» Task:
Search the material for the word "ifdown" and copy every line in which it occurs.

» Supplied records:
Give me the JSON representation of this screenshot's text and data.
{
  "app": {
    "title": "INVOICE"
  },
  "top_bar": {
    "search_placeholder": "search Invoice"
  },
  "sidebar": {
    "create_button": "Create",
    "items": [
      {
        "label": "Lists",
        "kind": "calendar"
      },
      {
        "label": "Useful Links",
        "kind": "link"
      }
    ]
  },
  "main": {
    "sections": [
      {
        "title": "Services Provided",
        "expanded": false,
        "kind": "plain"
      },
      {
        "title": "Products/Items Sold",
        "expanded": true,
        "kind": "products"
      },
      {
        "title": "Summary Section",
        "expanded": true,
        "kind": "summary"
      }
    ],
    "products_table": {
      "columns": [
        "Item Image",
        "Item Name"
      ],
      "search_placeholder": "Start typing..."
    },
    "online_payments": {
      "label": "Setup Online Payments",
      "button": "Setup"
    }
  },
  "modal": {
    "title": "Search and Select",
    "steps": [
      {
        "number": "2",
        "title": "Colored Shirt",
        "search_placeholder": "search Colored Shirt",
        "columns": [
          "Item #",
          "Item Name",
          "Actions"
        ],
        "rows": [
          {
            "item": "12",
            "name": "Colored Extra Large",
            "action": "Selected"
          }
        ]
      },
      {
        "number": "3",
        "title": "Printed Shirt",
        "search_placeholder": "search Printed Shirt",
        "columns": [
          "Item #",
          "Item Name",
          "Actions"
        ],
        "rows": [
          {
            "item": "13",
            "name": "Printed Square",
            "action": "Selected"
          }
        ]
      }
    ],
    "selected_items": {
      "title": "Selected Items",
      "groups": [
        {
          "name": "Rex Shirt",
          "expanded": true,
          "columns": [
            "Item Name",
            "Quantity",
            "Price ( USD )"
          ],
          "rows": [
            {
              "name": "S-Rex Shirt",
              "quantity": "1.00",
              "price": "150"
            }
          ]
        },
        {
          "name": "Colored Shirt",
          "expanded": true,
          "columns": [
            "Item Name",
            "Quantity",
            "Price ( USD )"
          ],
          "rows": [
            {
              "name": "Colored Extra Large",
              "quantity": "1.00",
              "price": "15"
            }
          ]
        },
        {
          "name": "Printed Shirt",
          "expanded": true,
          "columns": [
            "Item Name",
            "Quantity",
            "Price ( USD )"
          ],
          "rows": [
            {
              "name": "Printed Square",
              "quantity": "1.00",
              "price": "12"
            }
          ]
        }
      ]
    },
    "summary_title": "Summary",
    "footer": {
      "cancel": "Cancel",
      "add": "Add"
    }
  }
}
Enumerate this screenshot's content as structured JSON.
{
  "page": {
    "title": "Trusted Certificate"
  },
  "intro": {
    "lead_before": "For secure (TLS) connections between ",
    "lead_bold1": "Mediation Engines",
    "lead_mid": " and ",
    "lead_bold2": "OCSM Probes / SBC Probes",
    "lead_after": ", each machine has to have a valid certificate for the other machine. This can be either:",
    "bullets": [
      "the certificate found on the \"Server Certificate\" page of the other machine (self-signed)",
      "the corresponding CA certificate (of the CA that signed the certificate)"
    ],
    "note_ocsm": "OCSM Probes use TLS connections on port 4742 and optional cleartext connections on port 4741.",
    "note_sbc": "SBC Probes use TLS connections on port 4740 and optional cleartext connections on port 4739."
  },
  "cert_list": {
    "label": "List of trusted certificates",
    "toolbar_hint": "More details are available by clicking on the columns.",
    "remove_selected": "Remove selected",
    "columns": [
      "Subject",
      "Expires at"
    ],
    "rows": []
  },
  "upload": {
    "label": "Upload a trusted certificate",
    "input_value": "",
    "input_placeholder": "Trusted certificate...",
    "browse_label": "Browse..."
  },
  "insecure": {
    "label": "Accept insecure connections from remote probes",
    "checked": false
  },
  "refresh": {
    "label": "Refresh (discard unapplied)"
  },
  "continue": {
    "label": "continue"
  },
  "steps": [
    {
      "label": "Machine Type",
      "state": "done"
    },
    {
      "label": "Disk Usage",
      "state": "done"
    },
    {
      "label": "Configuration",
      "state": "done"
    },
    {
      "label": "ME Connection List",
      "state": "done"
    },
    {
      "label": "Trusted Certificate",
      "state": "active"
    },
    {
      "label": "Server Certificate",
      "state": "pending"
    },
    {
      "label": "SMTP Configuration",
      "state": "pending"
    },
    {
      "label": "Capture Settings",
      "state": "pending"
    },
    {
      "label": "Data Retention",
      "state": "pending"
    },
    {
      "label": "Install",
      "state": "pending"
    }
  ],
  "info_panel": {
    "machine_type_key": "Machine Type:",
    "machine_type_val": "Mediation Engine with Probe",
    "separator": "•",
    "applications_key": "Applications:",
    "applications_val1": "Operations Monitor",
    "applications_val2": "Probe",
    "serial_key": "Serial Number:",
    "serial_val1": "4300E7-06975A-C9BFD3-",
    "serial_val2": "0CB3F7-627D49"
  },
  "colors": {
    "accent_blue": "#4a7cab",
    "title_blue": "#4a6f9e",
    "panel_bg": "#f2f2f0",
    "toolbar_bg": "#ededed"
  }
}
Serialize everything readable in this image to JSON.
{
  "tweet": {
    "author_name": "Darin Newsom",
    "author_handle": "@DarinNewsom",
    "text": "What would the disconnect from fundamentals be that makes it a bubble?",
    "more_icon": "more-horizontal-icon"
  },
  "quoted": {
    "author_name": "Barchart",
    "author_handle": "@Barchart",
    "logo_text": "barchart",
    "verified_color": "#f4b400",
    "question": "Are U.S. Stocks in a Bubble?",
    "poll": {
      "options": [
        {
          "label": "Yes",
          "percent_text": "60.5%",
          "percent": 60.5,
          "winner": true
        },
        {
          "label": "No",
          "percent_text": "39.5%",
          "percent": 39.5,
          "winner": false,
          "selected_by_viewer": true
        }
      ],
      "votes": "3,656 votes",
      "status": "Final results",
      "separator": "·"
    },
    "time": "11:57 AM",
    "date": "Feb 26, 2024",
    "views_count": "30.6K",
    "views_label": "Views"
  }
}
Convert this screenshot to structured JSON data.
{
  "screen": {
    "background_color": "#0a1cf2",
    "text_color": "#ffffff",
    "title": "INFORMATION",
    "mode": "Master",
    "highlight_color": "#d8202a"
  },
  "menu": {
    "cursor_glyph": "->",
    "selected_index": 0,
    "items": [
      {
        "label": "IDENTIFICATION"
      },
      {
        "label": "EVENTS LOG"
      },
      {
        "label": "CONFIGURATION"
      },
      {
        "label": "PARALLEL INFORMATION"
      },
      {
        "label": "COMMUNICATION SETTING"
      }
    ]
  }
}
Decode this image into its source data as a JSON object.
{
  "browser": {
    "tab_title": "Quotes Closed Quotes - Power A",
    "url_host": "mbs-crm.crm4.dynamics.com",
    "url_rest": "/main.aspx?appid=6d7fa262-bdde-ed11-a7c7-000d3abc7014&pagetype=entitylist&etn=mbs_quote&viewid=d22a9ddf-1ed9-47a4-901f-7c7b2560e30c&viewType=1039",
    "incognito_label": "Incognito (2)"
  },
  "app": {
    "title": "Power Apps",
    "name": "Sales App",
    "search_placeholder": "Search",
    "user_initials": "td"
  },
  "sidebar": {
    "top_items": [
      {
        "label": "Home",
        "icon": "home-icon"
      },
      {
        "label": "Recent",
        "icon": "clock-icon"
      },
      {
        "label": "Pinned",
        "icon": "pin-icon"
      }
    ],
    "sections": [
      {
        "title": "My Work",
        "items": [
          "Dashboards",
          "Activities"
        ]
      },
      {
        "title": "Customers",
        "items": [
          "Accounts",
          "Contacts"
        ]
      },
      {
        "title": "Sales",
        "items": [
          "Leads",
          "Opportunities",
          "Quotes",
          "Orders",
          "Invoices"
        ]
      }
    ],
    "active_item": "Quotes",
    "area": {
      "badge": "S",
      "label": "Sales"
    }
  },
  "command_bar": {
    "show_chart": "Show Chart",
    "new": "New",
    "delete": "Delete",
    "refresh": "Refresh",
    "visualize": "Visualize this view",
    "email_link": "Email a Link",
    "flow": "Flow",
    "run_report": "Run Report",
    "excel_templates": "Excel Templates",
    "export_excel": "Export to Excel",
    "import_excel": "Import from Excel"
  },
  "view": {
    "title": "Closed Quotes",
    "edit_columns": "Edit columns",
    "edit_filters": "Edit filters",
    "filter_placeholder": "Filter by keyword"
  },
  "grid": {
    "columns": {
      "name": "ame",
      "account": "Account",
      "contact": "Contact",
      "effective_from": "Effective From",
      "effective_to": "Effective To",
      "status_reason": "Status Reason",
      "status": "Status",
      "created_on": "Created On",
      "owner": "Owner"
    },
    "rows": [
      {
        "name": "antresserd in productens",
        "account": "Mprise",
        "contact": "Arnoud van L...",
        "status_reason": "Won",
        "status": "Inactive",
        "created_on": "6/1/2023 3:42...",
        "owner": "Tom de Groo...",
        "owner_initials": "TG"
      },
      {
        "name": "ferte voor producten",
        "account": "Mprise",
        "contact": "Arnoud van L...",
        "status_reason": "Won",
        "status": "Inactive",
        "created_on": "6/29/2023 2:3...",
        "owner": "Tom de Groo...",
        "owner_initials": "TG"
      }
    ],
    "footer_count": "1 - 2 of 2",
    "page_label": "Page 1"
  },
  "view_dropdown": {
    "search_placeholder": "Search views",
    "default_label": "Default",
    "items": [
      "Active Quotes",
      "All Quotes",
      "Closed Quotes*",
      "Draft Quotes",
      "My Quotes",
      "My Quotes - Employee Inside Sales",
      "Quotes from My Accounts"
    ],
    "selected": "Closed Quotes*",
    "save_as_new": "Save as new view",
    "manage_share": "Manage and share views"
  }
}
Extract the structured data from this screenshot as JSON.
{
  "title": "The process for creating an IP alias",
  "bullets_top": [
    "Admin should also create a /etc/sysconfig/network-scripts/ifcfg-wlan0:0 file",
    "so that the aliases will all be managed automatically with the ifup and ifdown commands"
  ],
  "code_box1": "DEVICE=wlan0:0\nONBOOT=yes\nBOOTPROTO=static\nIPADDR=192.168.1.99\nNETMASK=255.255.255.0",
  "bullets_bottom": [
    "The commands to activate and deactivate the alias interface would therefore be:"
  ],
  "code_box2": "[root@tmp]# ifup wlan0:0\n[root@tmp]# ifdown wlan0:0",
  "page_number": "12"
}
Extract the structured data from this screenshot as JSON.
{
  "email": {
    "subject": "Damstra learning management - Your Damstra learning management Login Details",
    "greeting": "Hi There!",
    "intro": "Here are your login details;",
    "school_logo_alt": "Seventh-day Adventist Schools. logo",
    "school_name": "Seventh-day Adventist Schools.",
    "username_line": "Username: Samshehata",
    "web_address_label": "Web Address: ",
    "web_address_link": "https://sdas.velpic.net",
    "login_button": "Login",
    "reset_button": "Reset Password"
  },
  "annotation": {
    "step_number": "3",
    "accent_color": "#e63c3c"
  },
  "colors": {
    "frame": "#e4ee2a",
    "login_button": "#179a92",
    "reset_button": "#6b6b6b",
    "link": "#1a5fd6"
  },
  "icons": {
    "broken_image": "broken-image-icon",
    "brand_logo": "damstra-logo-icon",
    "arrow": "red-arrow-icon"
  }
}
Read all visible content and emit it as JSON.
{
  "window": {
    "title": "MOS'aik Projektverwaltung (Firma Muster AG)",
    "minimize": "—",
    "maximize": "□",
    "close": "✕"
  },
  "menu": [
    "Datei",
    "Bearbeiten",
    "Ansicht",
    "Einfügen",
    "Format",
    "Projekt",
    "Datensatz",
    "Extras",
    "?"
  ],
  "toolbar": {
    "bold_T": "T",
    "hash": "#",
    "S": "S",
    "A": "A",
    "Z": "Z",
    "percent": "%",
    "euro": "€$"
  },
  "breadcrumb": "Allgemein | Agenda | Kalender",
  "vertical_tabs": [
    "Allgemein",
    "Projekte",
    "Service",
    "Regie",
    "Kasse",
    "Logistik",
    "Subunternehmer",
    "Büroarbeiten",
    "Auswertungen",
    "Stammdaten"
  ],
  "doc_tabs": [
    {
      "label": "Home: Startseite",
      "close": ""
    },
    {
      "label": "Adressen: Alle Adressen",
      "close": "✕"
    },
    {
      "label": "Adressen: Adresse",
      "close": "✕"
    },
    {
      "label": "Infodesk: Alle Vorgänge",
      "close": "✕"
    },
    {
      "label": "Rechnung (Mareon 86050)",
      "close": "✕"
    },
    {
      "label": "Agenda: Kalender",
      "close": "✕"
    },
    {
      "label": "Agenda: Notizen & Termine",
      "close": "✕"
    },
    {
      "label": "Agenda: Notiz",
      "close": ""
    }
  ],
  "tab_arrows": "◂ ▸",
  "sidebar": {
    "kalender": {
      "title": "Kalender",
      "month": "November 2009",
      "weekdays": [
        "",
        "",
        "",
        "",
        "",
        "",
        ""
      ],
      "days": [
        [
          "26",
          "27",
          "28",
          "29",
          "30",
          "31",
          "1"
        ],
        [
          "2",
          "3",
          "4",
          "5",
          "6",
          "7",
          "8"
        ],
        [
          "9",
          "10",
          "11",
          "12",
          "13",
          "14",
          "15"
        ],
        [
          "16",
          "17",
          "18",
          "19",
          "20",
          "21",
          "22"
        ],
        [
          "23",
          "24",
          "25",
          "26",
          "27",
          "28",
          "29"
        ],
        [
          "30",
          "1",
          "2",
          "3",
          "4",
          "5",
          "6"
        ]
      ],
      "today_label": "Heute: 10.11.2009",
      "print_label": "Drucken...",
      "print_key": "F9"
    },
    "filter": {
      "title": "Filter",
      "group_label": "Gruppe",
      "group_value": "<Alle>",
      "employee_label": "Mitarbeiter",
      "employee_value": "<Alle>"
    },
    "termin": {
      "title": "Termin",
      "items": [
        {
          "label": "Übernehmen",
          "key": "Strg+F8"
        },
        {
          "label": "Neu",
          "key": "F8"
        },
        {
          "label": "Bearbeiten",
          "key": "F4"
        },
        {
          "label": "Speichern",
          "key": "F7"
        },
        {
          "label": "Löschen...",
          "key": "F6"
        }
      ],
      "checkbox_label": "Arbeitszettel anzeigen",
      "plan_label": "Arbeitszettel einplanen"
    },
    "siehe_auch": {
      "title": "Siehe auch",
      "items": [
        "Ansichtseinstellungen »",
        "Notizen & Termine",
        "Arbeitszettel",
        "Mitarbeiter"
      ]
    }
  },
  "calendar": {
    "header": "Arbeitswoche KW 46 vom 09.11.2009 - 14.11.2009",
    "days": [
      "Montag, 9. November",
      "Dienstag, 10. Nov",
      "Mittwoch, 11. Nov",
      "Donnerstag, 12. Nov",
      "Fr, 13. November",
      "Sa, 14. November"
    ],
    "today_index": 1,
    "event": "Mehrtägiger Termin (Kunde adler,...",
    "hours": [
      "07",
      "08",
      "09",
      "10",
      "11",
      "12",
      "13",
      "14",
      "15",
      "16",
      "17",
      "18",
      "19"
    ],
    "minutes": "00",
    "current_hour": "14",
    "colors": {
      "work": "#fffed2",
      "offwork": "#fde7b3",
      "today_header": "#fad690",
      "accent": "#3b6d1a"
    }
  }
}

» Exercise answer:
    "so that the aliases will all be managed automatically with the ifup and ifdown commands"
  "code_box2": "[root@tmp]# ifup wlan0:0\n[root@tmp]# ifdown wlan0:0",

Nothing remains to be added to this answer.